Illustration: Kate Hazell

The tragedy of the lost Classics—mourning the Greek and Roman works of literature we'll never get to read

So much was lost, we don't even know what we're missing
March 3, 2020

To be any kind of student of the classical world requires an acceptance of loss. The “classical world” that we construct is made from mere glimpses and shattered fragments. This is true of material culture, and also of literature. What survives and what does not can often seem totally arbitrary; plenty of famous works rely on the existence of a single medieval manuscript preserved in a single monastery. Our version of Euripides’s play The Bacchae has 50 crucial lines missing because a page in an early copy, on which all our later copies rely, got lost, or ripped out, or, I don’t know, some careless idiot of a monk spilled ink on it.
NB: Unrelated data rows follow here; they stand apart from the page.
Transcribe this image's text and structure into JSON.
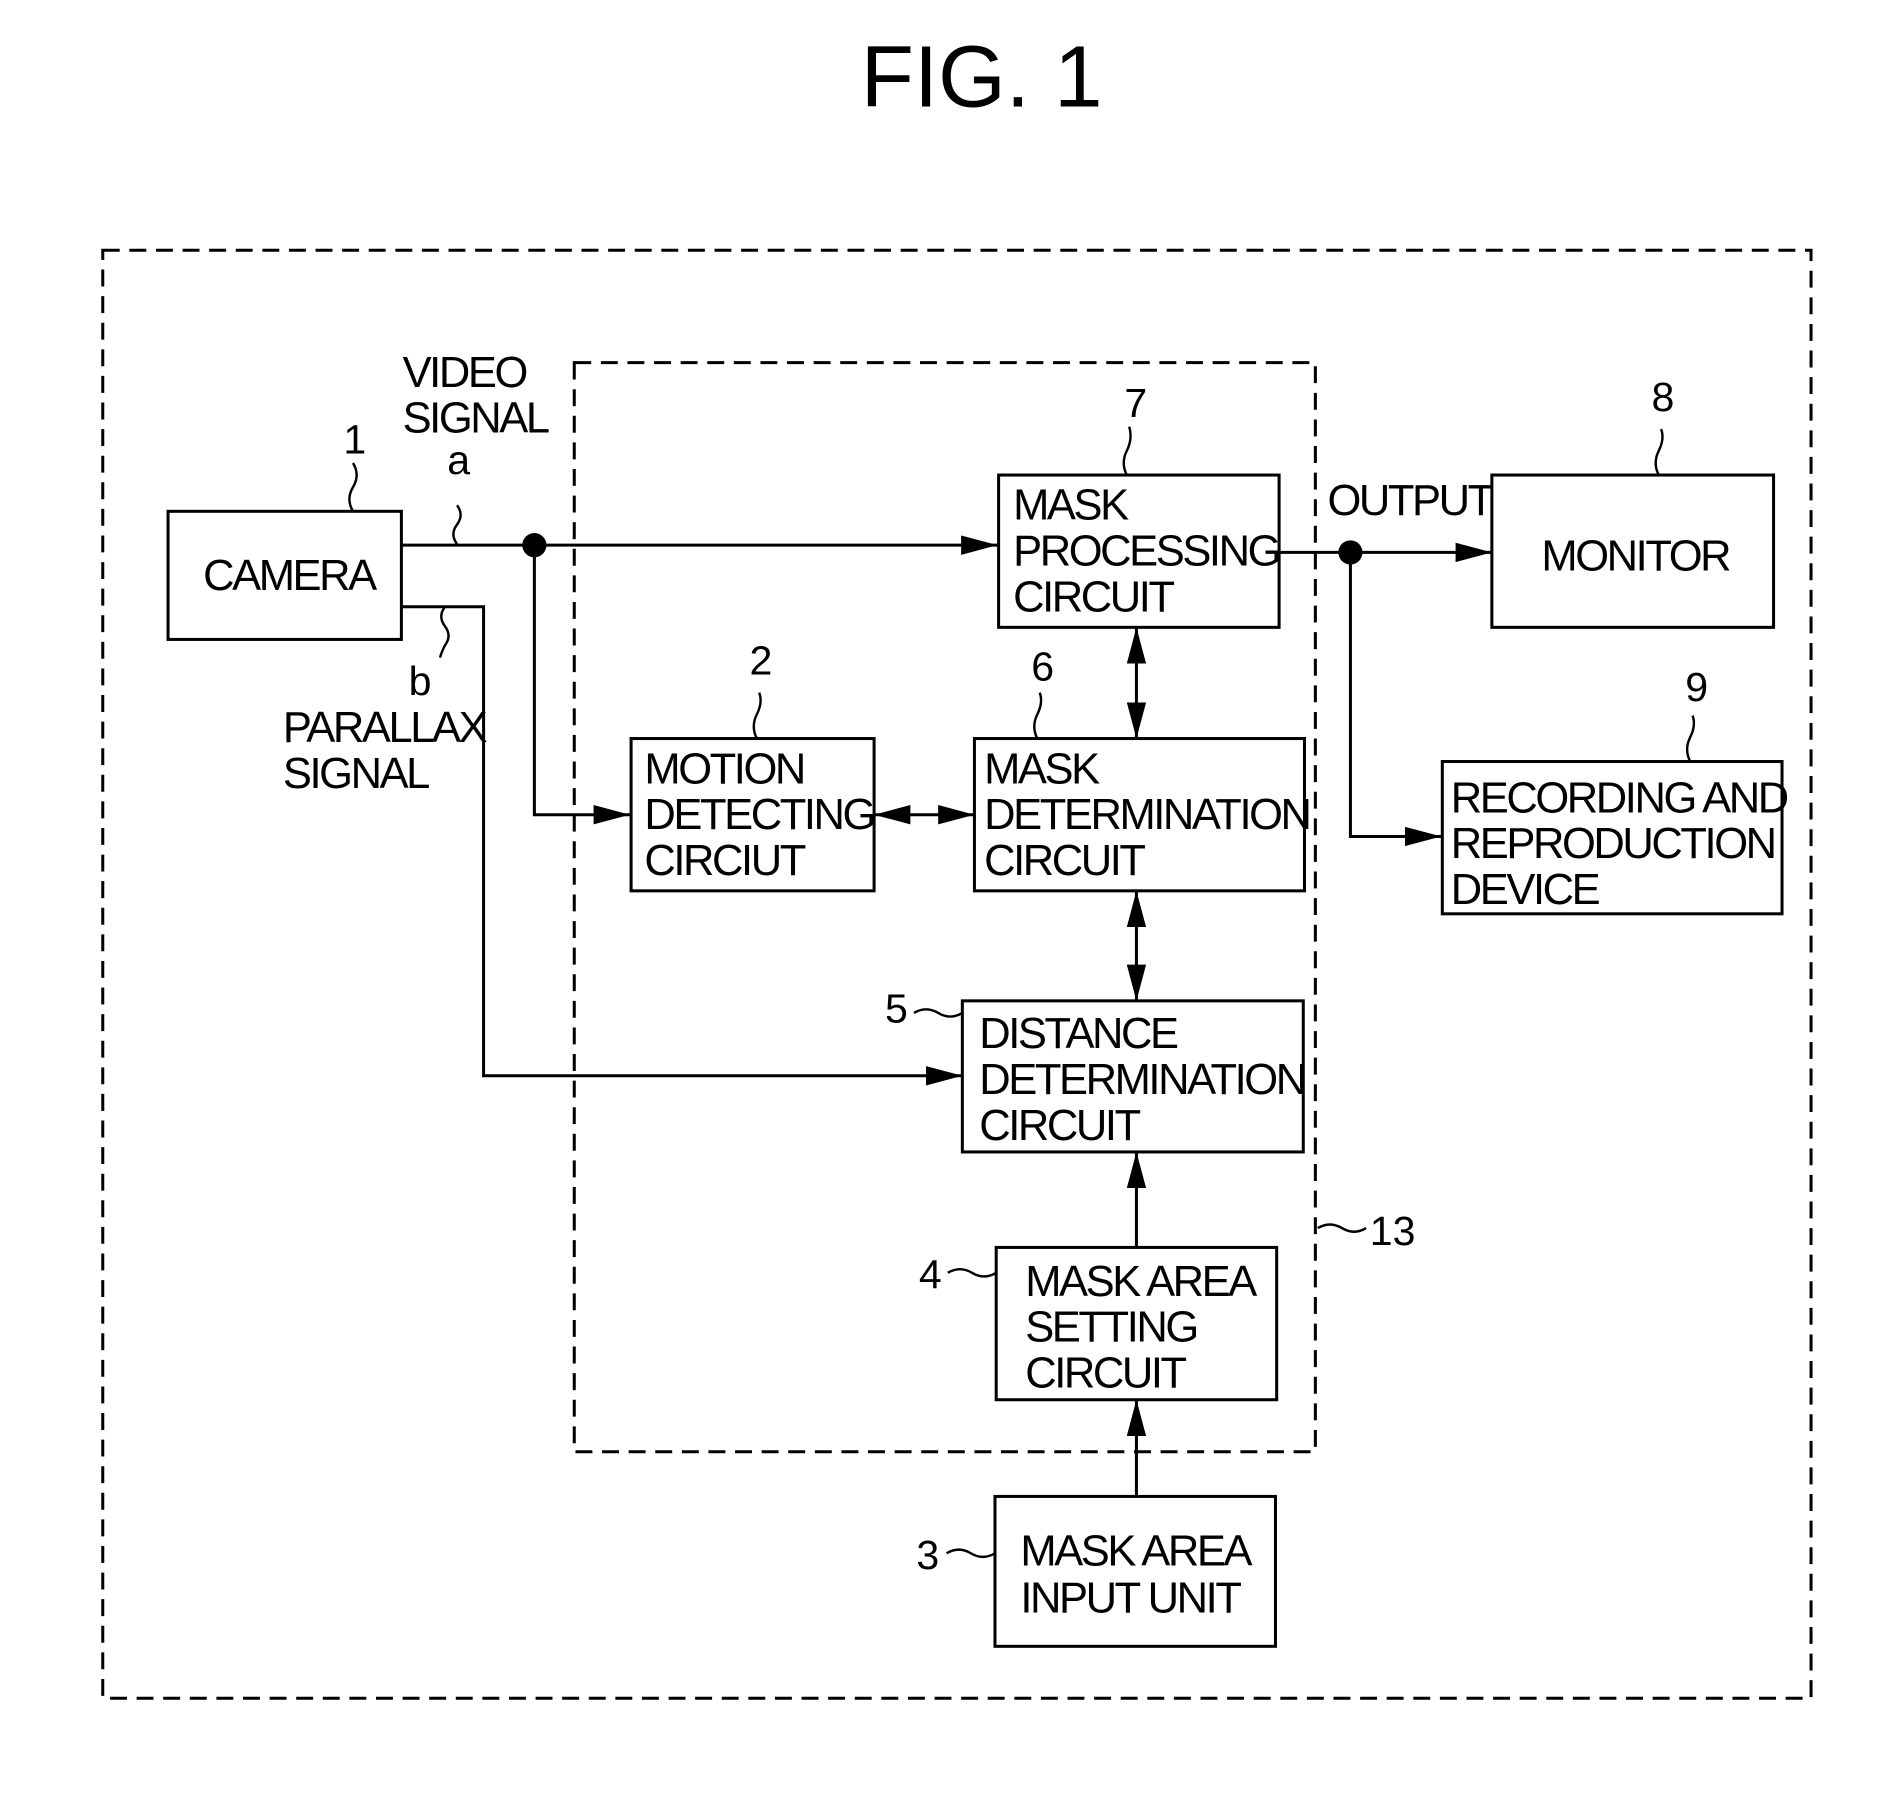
{
  "figure": {
    "title": "FIG. 1"
  },
  "blocks": {
    "camera": {
      "ref": "1",
      "lines": [
        "CAMERA"
      ]
    },
    "motion_detecting": {
      "ref": "2",
      "lines": [
        "MOTION",
        "DETECTING",
        "CIRCIUT"
      ]
    },
    "mask_area_input": {
      "ref": "3",
      "lines": [
        "MASK AREA",
        "INPUT UNIT"
      ]
    },
    "mask_area_setting": {
      "ref": "4",
      "lines": [
        "MASK AREA",
        "SETTING",
        "CIRCUIT"
      ]
    },
    "distance_determination": {
      "ref": "5",
      "lines": [
        "DISTANCE",
        "DETERMINATION",
        "CIRCUIT"
      ]
    },
    "mask_determination": {
      "ref": "6",
      "lines": [
        "MASK",
        "DETERMINATION",
        "CIRCUIT"
      ]
    },
    "mask_processing": {
      "ref": "7",
      "lines": [
        "MASK",
        "PROCESSING",
        "CIRCUIT"
      ]
    },
    "monitor": {
      "ref": "8",
      "lines": [
        "MONITOR"
      ]
    },
    "recording": {
      "ref": "9",
      "lines": [
        "RECORDING AND",
        "REPRODUCTION",
        "DEVICE"
      ]
    }
  },
  "signals": {
    "video": {
      "lines": [
        "VIDEO",
        "SIGNAL"
      ],
      "tag": "a"
    },
    "parallax": {
      "lines": [
        "PARALLAX",
        "SIGNAL"
      ],
      "tag": "b"
    },
    "output": "OUTPUT"
  },
  "groups": {
    "processing_unit_ref": "13"
  },
  "connections": [
    {
      "from": "camera",
      "to": "mask_processing",
      "label": "video signal a"
    },
    {
      "from": "camera",
      "to": "motion_detecting",
      "label": "video signal a"
    },
    {
      "from": "camera",
      "to": "distance_determination",
      "label": "parallax signal b"
    },
    {
      "from": "motion_detecting",
      "to": "mask_determination",
      "bidirectional": true
    },
    {
      "from": "mask_determination",
      "to": "mask_processing",
      "bidirectional": true
    },
    {
      "from": "mask_determination",
      "to": "distance_determination",
      "bidirectional": true
    },
    {
      "from": "mask_area_setting",
      "to": "distance_determination"
    },
    {
      "from": "mask_area_input",
      "to": "mask_area_setting"
    },
    {
      "from": "mask_processing",
      "to": "monitor",
      "label": "output"
    },
    {
      "from": "mask_processing",
      "to": "recording",
      "label": "output"
    }
  ]
}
In fact we have only a tiny fraction of the Greek tragedies produced in the 5th century BC—six, maybe seven plays of Aeschylus’s, out of between 70 and 80. All his surviving plays except Prometheus Bound, which may not be his at all, come from towards the end of his career, leaving three decades—30 crucial years in the development of drama—unaccounted for. And that’s before you get to the authors whose work has disappeared altogether. I would love to read Xenocles—he won the playwright’s prize at the Great Dionysia the year Sophocles premiered Oedipus the King, so either the judges were having an off-day, or he was quite something.

If you could magic up a lost text, what would it be? Sappho, of course, comes up. She wrote nine books of poems, revered in antiquity, but all that remains is a slender volume of scraps culled from quotations in other ancient writers, and finds of ancient papyrus in Egypt. Some would love to read Mark Antony’s treatise On His Own Drunkenness, which, aside from his defence against the charge of drunkenness, or possibly his justification for it, would be full of fascinating stuff from the loser’s side of history—it was probably written shortly before his defeat at the Battle of Actium by Octavian. When I was writing a book about Roman Britain, I wished for the freak reappearance of On the Ocean—Pytheas, its 4th-century BC author, an inhabitant of the Greek colony of Marseille, claimed to have circumnavigated Britain. We know this because later authors regarded it as a fanciful notion. But you never know, he might have done it.

One classicist, Tim Whitmarsh, firmly believes Ctesias’s Persica would change our understanding of the ancient world. A history of Assyria, Babylon and Persia, written in the 5th century BC by a Greek at the Persian court, it was “a bicultural text” that would “undermine the idea of a hermetic Greek literary tradition” and help explain the development of the Greek novel.

Then there is the yearning for the broadening of the canon: what about Archippus’s comedy, Fishes, with a chorus of, yes, fish? Or could we please have the endings of works that just, frustratingly, stop—such as Valerius Flaccus’s epic (or not so epic as it stands) poem about Jason and the Argonauts? Or Tacitus’s Annals, missing the last two years of Nero’s reign? Classicist Emma Bridges yearns for Palamedes and Alexandros, the two lost companion pieces to Euripides’ The Trojan Women.

And yes, there’s Aeschylus. The scholar of Greek tragedy, Oliver Taplin, said he’d like to rescue the playwright’s trilogy about Achilles: “This was the moment when tragedy dared to outbid epic,” he told me. Alas, barring miracles, these are dreams. Classics is a puzzle that has to be played with most of the pieces missing.